Douglas promenade firms 'may take years' to recover from revamp work
Businesses could take up to "two years" to recover lost revenue caused by the over-running redevelopment of Douglas promenade, a restaurateur has said.
Work continues to disrupt access to several businesses along the seafront.
Restaurant owner Denis Staunton said he would have to "think about redundancies" if problems continued.
Chief Minister Howard Quayle said the Department of Infrastructure (DOI) was doing its "utmost" but "we can always up our game".
Earlier this week, Infrastructure Minister Ray Harmer confirmed the two-year project, which began in September 2018, was "nine to 10 weeks" behind schedule.
On Friday morning, the Policy Review Committee heard evidence from the DOI and some of the businesses affected by the works.
Several criticised the government for "poor communication" around the location and progress of works.
'Lack of urgency'
Hotelier Kaye Harvey said she had to "rely on looking outside our doors" to find out when and where work would be going on.
She also criticised the "lack of urgency to get back on schedule" after Mr Harmer said on Tuesday that the lost time would be made up.
During the committee hearing, Nick Black of the DOI confirmed more disruption would be caused when work begins to replace the pavement outside the properties.
However he said the department would "only be able to give a few weeks' notice" before the work started.
Mr Quayle said that while "it has to be conceded that this is the biggest infrastructure project the island has done in 70 years", the government needed "to do more for business".
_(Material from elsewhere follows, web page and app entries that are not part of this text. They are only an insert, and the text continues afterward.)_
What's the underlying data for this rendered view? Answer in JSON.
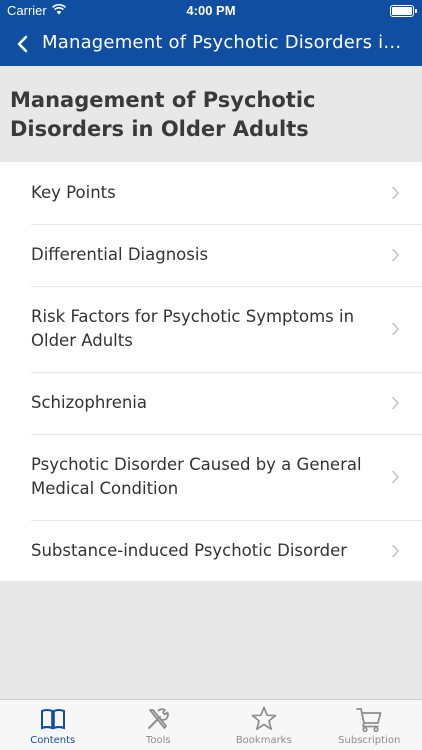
{
  "status_bar": {
    "carrier": "Carrier",
    "time": "4:00 PM"
  },
  "nav": {
    "title": "Management of Psychotic Disorders in..."
  },
  "header": {
    "title": "Management of Psychotic Disorders in Older Adults"
  },
  "list": {
    "items": [
      {
        "label": "Key Points"
      },
      {
        "label": "Differential Diagnosis"
      },
      {
        "label": "Risk Factors for Psychotic Symptoms in Older Adults"
      },
      {
        "label": "Schizophrenia"
      },
      {
        "label": "Psychotic Disorder Caused by a General Medical Condition"
      },
      {
        "label": "Substance-induced Psychotic Disorder"
      }
    ]
  },
  "tabs": [
    {
      "label": "Contents",
      "icon": "book-icon",
      "active": true
    },
    {
      "label": "Tools",
      "icon": "tools-icon",
      "active": false
    },
    {
      "label": "Bookmarks",
      "icon": "star-icon",
      "active": false
    },
    {
      "label": "Subscription",
      "icon": "cart-icon",
      "active": false
    }
  ],
  "colors": {
    "brand": "#0f4ea0",
    "inactive": "#8e8e93",
    "background": "#e8e8e8"
  }
}
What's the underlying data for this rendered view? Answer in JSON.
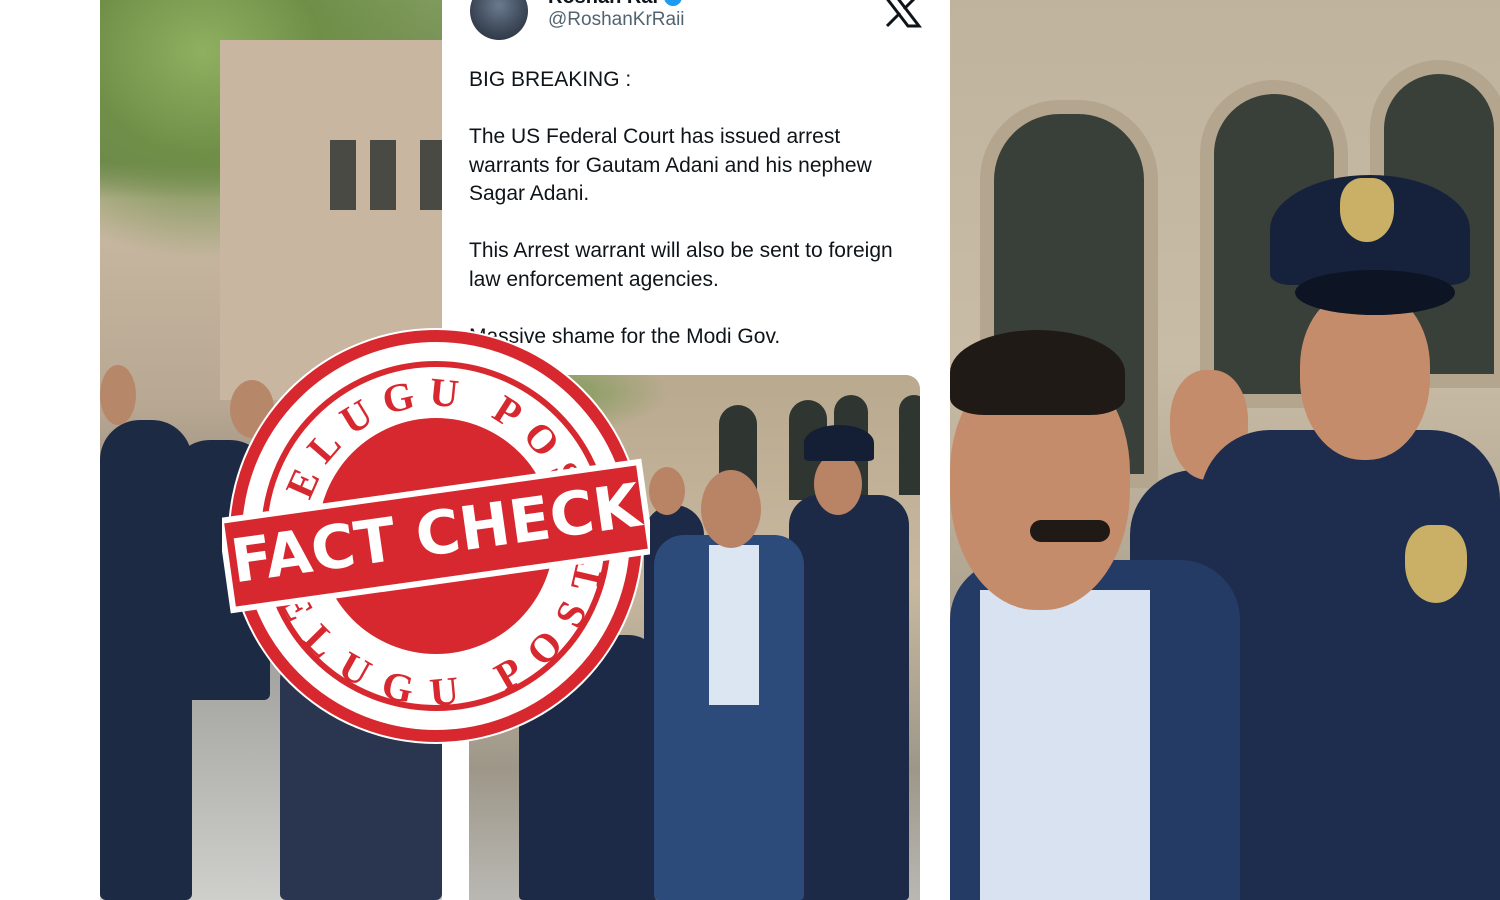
{
  "tweet": {
    "display_name": "Roshan Rai",
    "handle": "@RoshanKrRaii",
    "verified_glyph": "✓",
    "platform_icon": "x-logo-icon",
    "text": "BIG BREAKING :\n\nThe US Federal Court has issued arrest warrants for Gautam Adani and his nephew Sagar Adani.\n\nThis Arrest warrant will also be sent to foreign law enforcement agencies.\n\nMassive shame for the Modi Gov."
  },
  "stamp": {
    "top_text": "TELUGU POST",
    "center_text": "FACT CHECK",
    "bottom_text": "TELUGU POST",
    "color": "#d8282f"
  },
  "colors": {
    "verified": "#1d9bf0",
    "text": "#0f1419",
    "handle": "#536471"
  }
}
He added that the responsibility was not all on the infrastructure department and he had "asked three departments to work together" to try and "help those businesses out".